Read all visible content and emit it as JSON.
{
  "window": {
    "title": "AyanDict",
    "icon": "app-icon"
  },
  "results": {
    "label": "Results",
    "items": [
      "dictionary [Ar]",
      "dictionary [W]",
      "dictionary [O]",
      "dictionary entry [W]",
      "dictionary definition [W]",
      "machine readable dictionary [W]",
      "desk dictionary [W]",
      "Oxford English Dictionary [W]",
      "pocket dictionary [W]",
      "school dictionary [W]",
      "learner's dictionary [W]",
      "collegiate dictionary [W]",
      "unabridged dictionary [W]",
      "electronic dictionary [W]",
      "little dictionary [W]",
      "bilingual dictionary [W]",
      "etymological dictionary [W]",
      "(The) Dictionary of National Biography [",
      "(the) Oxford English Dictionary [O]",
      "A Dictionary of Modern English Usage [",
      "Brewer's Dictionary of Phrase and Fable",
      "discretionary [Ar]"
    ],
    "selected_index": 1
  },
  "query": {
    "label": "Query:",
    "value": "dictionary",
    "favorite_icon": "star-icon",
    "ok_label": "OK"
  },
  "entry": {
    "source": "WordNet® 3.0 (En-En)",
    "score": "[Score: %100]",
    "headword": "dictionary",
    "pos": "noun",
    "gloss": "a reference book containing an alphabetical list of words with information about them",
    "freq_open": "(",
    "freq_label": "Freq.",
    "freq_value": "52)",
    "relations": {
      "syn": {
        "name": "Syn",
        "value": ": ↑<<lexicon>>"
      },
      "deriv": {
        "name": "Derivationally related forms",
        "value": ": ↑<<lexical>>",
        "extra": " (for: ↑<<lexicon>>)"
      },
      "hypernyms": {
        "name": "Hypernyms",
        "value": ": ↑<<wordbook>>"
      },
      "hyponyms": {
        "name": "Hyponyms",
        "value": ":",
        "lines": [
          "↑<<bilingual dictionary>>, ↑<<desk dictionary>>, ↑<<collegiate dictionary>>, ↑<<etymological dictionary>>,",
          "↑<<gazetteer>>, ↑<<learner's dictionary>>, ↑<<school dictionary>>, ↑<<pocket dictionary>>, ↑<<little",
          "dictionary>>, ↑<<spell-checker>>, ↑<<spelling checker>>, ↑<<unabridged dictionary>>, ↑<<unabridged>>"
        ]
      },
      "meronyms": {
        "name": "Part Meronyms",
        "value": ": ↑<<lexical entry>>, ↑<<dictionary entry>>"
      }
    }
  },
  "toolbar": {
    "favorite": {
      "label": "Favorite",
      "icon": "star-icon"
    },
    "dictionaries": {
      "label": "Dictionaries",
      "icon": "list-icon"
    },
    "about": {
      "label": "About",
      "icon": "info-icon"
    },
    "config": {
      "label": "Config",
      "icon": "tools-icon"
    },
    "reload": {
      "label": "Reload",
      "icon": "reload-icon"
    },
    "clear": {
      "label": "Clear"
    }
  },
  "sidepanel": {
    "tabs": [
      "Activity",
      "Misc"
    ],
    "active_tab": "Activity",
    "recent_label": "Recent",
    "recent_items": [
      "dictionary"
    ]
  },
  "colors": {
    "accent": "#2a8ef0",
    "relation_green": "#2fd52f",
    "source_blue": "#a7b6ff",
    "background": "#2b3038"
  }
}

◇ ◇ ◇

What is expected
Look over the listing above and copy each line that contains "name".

Exercise response
        "name": "Syn",
        "name": "Derivationally related forms",
        "name": "Hypernyms",
        "name": "Hyponyms",
        "name": "Part Meronyms",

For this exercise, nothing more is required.